[SUPPLIED MATERIAL — start]
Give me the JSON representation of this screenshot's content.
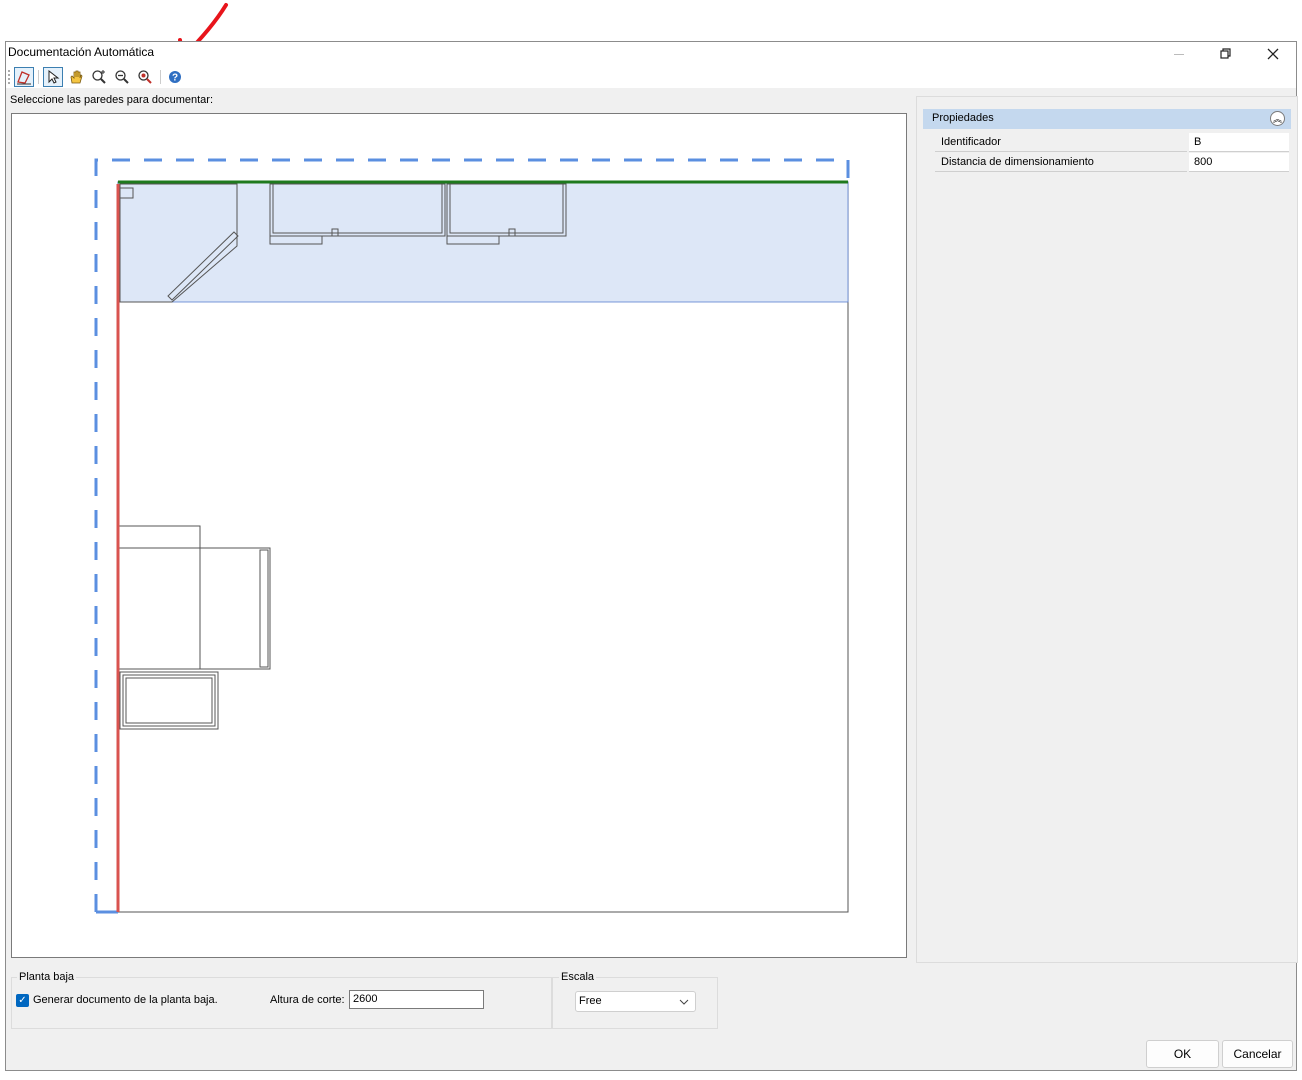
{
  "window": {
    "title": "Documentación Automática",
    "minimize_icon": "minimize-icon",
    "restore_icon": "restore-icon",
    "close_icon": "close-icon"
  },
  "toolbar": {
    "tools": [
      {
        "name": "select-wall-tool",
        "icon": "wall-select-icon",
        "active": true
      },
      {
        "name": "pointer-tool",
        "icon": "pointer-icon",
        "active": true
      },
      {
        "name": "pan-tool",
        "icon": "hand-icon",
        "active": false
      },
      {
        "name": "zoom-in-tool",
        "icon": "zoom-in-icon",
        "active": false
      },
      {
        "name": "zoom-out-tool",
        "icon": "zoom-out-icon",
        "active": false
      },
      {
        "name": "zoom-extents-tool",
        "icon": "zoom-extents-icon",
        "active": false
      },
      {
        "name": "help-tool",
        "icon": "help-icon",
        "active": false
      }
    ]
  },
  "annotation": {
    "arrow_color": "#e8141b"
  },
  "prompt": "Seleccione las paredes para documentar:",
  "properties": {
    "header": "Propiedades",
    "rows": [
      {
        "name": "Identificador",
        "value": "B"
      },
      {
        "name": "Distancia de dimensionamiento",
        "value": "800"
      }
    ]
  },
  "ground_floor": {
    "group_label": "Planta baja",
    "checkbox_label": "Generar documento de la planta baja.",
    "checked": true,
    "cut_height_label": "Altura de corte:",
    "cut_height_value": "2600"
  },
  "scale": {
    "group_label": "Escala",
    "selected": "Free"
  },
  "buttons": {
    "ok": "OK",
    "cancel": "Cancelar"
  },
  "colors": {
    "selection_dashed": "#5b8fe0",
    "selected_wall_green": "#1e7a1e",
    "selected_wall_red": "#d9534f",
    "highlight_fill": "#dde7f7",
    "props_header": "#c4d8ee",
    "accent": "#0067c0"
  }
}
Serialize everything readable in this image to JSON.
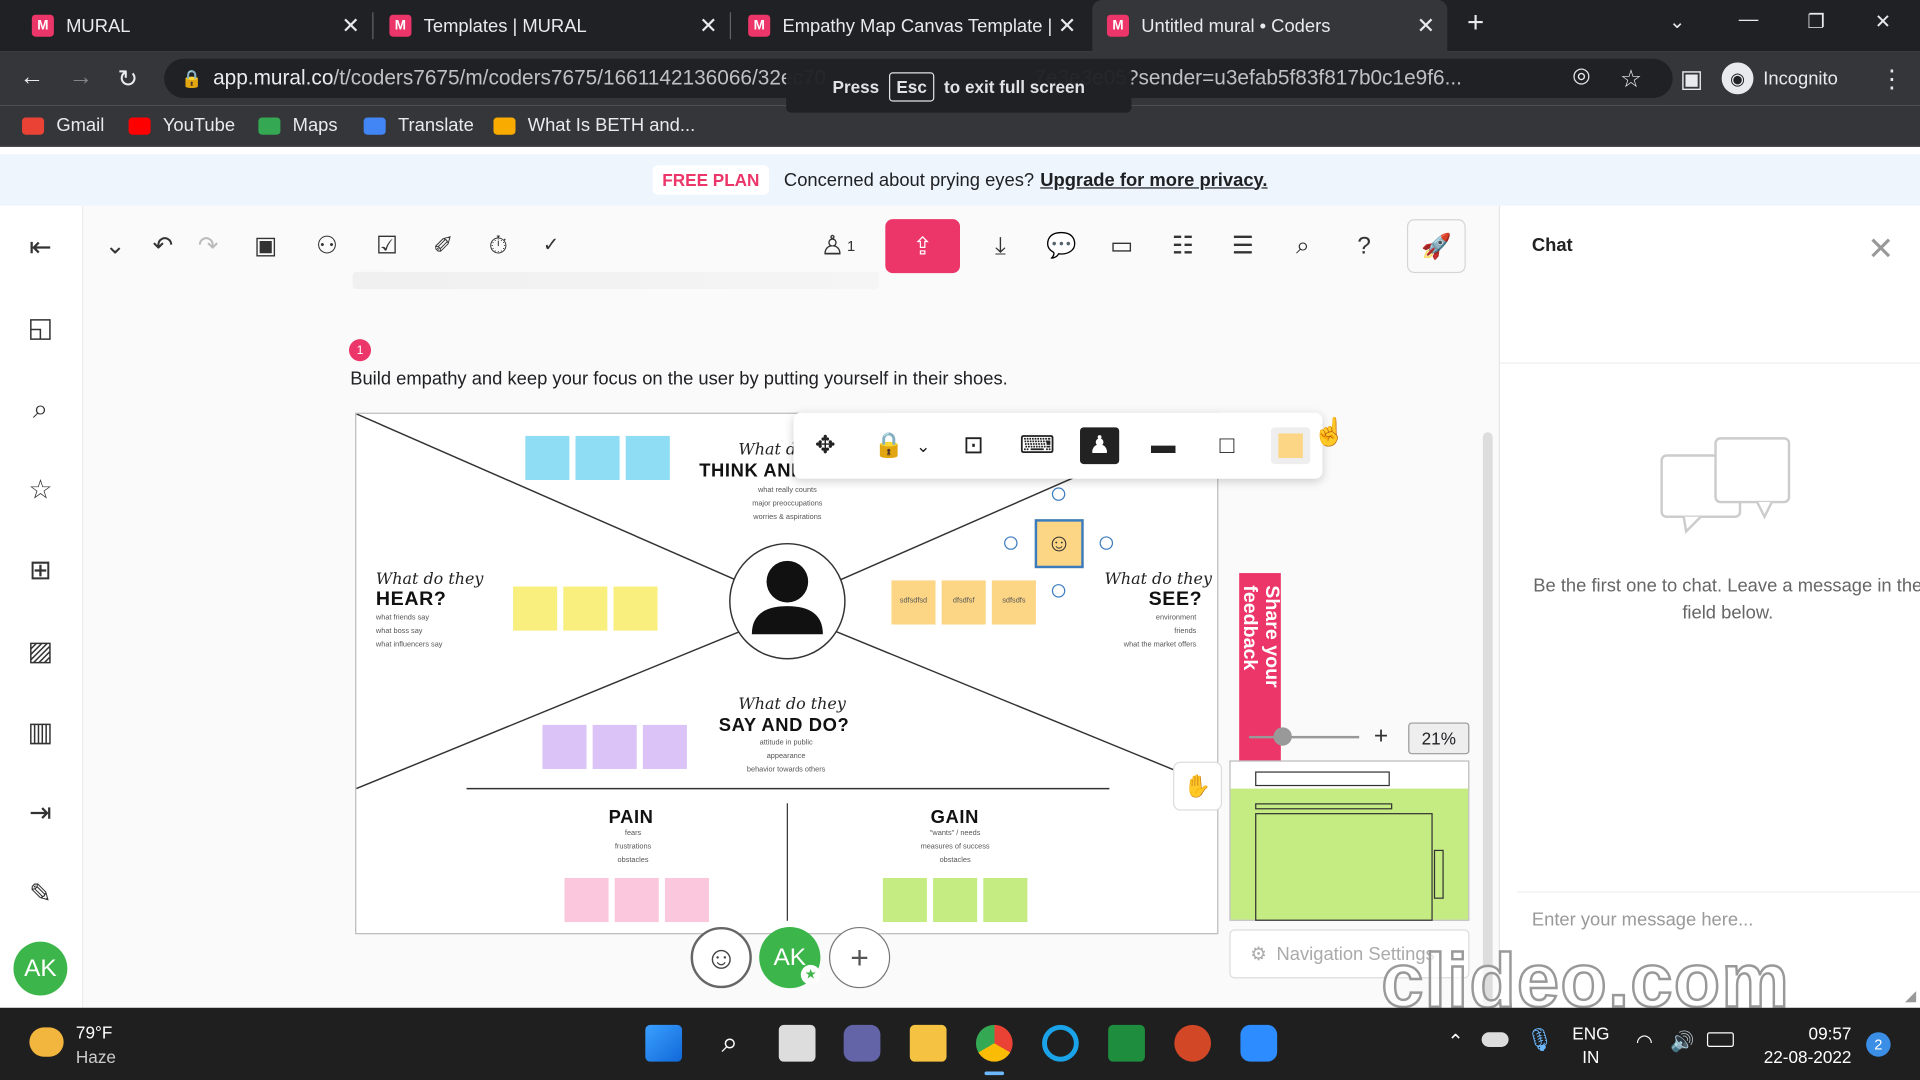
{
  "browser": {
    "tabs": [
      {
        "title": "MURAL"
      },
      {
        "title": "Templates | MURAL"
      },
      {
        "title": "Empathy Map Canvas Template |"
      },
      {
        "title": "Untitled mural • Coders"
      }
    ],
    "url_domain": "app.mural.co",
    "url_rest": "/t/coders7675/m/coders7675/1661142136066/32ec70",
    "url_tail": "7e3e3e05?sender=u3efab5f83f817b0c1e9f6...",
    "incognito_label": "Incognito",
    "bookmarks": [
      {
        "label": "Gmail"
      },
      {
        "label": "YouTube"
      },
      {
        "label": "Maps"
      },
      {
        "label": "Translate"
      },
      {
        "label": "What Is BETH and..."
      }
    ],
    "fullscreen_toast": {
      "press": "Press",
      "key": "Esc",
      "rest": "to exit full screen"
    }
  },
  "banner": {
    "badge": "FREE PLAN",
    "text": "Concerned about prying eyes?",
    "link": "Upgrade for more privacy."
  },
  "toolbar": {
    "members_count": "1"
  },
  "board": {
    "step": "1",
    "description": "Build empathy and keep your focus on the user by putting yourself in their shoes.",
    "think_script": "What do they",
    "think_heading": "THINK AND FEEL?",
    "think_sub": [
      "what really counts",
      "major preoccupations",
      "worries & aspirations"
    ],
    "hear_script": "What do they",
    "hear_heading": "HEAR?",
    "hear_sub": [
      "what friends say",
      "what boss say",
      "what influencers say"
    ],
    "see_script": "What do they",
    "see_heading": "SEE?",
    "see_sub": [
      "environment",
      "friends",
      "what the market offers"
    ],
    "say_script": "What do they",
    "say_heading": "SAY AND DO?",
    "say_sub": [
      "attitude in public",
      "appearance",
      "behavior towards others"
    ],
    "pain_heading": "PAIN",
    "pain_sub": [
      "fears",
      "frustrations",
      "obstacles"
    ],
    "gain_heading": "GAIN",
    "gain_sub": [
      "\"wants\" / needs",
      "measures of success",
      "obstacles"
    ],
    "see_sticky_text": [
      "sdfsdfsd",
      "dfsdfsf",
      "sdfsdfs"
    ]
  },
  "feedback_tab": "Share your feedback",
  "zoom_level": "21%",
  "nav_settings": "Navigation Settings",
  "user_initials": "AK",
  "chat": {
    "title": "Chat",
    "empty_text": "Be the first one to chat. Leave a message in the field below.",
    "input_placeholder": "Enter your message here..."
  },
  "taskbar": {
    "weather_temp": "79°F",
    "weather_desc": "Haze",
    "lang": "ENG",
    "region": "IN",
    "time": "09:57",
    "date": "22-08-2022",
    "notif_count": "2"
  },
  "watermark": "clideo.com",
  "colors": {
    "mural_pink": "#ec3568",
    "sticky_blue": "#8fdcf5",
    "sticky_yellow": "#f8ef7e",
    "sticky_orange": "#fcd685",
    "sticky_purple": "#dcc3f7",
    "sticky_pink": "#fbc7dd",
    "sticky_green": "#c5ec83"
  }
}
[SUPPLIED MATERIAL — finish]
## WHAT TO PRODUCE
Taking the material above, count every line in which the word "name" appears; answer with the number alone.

## WRITTEN SOLUTION
9